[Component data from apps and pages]
<<<<
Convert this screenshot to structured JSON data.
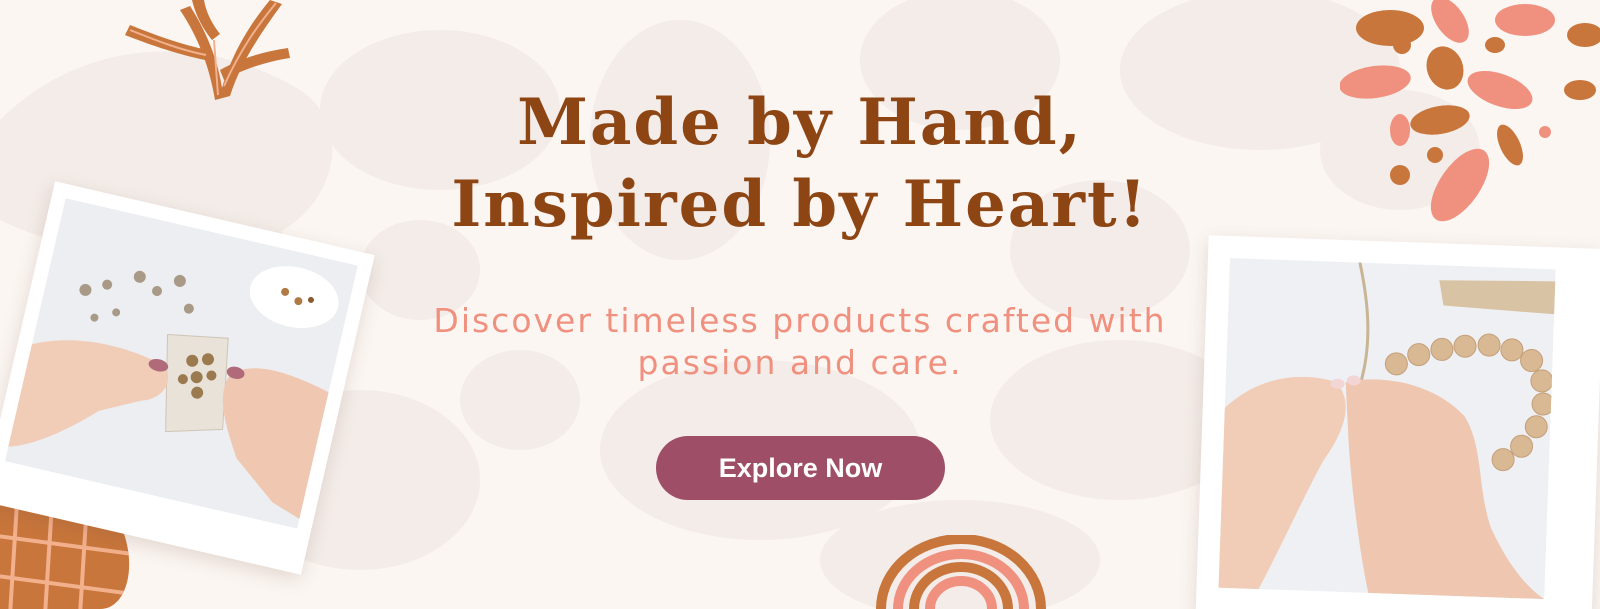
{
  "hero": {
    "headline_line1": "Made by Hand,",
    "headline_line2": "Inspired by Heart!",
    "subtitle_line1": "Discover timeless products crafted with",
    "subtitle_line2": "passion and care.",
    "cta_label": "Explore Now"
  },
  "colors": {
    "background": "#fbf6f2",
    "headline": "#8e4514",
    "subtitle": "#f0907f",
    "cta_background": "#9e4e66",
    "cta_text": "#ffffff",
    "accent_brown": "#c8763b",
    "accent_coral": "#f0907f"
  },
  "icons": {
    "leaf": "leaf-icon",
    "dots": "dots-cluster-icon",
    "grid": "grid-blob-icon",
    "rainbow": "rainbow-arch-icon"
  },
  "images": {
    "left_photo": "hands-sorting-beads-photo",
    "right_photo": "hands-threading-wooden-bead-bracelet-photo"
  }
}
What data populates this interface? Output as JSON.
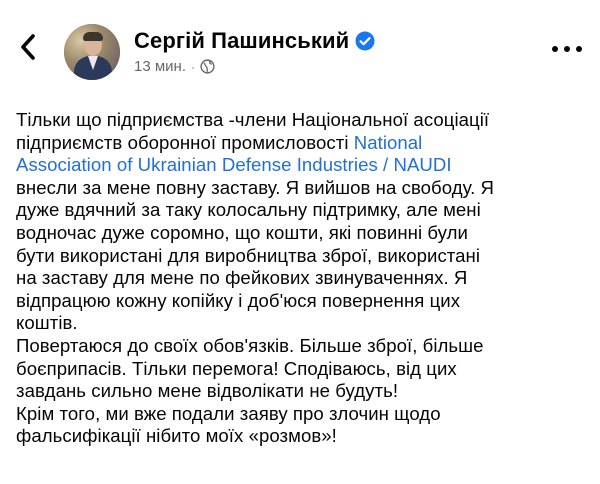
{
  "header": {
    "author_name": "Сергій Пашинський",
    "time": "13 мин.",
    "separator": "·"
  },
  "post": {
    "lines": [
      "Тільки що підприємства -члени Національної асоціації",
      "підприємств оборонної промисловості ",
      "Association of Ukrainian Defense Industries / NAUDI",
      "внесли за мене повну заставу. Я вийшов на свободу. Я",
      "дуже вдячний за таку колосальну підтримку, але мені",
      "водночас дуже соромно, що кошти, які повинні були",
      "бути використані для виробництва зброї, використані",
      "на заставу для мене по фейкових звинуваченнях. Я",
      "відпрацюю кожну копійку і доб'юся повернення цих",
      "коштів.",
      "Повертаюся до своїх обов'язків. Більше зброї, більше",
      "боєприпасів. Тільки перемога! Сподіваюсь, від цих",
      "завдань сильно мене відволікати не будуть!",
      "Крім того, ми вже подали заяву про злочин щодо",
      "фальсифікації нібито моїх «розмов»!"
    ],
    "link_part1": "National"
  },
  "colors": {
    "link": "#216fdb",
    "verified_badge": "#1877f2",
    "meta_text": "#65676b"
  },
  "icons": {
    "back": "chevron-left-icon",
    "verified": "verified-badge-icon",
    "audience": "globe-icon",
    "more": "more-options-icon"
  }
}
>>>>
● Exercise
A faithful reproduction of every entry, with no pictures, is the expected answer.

● Answer for the task
Convert this screenshot to structured JSON data.
{
  "hero": {
    "headline_line1": "Made by Hand,",
    "headline_line2": "Inspired by Heart!",
    "subtitle_line1": "Discover timeless products crafted with",
    "subtitle_line2": "passion and care.",
    "cta_label": "Explore Now"
  },
  "colors": {
    "background": "#fbf6f2",
    "headline": "#8e4514",
    "subtitle": "#f0907f",
    "cta_background": "#9e4e66",
    "cta_text": "#ffffff",
    "accent_brown": "#c8763b",
    "accent_coral": "#f0907f"
  },
  "icons": {
    "leaf": "leaf-icon",
    "dots": "dots-cluster-icon",
    "grid": "grid-blob-icon",
    "rainbow": "rainbow-arch-icon"
  },
  "images": {
    "left_photo": "hands-sorting-beads-photo",
    "right_photo": "hands-threading-wooden-bead-bracelet-photo"
  }
}
What data populates this interface? Output as JSON.
{
  "header": {
    "author_name": "Сергій Пашинський",
    "time": "13 мин.",
    "separator": "·"
  },
  "post": {
    "lines": [
      "Тільки що підприємства -члени Національної асоціації",
      "підприємств оборонної промисловості ",
      "Association of Ukrainian Defense Industries / NAUDI",
      "внесли за мене повну заставу. Я вийшов на свободу. Я",
      "дуже вдячний за таку колосальну підтримку, але мені",
      "водночас дуже соромно, що кошти, які повинні були",
      "бути використані для виробництва зброї, використані",
      "на заставу для мене по фейкових звинуваченнях. Я",
      "відпрацюю кожну копійку і доб'юся повернення цих",
      "коштів.",
      "Повертаюся до своїх обов'язків. Більше зброї, більше",
      "боєприпасів. Тільки перемога! Сподіваюсь, від цих",
      "завдань сильно мене відволікати не будуть!",
      "Крім того, ми вже подали заяву про злочин щодо",
      "фальсифікації нібито моїх «розмов»!"
    ],
    "link_part1": "National"
  },
  "colors": {
    "link": "#216fdb",
    "verified_badge": "#1877f2",
    "meta_text": "#65676b"
  },
  "icons": {
    "back": "chevron-left-icon",
    "verified": "verified-badge-icon",
    "audience": "globe-icon",
    "more": "more-options-icon"
  }
}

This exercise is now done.